**What to do:**
The word "insert" marks the lines to find; copy every such line from the data below.

**Items from an interface collection:**
_____
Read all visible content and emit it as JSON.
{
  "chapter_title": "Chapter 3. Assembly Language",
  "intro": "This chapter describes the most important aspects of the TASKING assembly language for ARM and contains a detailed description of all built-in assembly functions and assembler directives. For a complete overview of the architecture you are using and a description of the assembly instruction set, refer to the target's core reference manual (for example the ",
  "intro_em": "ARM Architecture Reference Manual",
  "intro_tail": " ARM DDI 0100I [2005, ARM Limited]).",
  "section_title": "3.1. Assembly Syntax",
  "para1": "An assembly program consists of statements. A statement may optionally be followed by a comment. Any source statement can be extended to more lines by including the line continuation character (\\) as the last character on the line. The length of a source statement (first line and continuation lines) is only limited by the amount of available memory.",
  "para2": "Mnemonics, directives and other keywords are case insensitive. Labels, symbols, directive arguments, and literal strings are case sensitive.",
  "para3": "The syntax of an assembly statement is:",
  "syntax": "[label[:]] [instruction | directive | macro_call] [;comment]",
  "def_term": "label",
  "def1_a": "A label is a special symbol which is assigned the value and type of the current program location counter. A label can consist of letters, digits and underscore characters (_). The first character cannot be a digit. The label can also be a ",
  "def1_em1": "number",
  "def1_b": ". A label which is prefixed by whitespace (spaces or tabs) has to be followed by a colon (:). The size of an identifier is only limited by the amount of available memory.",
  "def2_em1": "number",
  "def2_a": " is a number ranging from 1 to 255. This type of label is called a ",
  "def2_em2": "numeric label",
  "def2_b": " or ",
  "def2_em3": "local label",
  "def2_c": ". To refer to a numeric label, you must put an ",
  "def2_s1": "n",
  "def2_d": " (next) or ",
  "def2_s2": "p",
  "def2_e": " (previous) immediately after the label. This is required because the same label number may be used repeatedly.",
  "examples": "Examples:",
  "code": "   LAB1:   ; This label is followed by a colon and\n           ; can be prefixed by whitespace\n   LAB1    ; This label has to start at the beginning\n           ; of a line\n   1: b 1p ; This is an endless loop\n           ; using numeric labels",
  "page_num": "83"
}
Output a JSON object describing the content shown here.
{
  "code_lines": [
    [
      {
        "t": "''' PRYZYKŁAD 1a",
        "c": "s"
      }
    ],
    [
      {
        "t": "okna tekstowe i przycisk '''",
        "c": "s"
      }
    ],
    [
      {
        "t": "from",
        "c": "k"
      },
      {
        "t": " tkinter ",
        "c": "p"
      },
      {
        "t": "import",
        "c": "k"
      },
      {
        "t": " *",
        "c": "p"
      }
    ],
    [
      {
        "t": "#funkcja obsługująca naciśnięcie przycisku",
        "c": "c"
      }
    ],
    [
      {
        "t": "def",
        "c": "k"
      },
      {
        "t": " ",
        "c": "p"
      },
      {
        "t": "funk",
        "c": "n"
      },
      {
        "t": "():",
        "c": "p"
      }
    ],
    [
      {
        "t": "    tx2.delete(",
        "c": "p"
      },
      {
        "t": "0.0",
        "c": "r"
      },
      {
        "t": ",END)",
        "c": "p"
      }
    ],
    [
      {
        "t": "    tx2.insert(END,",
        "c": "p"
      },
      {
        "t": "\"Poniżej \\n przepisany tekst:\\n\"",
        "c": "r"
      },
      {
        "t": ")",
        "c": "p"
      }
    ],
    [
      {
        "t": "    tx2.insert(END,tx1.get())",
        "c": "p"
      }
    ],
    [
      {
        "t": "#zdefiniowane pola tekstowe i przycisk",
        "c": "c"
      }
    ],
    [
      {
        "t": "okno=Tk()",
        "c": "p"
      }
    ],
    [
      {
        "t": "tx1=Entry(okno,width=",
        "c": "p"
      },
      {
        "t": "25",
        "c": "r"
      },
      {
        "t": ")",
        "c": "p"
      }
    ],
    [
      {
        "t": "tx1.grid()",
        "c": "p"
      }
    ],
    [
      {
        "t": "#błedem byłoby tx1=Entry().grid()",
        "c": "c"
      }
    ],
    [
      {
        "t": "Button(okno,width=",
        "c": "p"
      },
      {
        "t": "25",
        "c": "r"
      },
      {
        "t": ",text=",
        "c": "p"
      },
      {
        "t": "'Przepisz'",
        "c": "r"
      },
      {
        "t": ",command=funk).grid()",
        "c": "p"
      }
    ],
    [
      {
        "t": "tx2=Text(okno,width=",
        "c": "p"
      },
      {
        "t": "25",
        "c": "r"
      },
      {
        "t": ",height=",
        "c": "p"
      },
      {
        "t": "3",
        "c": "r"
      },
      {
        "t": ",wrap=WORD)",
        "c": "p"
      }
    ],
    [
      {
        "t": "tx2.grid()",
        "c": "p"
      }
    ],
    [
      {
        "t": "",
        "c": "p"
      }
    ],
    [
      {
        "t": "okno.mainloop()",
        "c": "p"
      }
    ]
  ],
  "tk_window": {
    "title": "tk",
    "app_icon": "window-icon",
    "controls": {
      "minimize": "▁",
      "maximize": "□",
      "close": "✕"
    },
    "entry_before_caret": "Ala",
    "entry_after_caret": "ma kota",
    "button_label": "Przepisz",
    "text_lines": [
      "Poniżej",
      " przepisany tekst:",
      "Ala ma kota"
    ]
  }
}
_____
**Answer box:**
        "t": "    tx2.insert(END,",
        "t": "    tx2.insert(END,tx1.get())",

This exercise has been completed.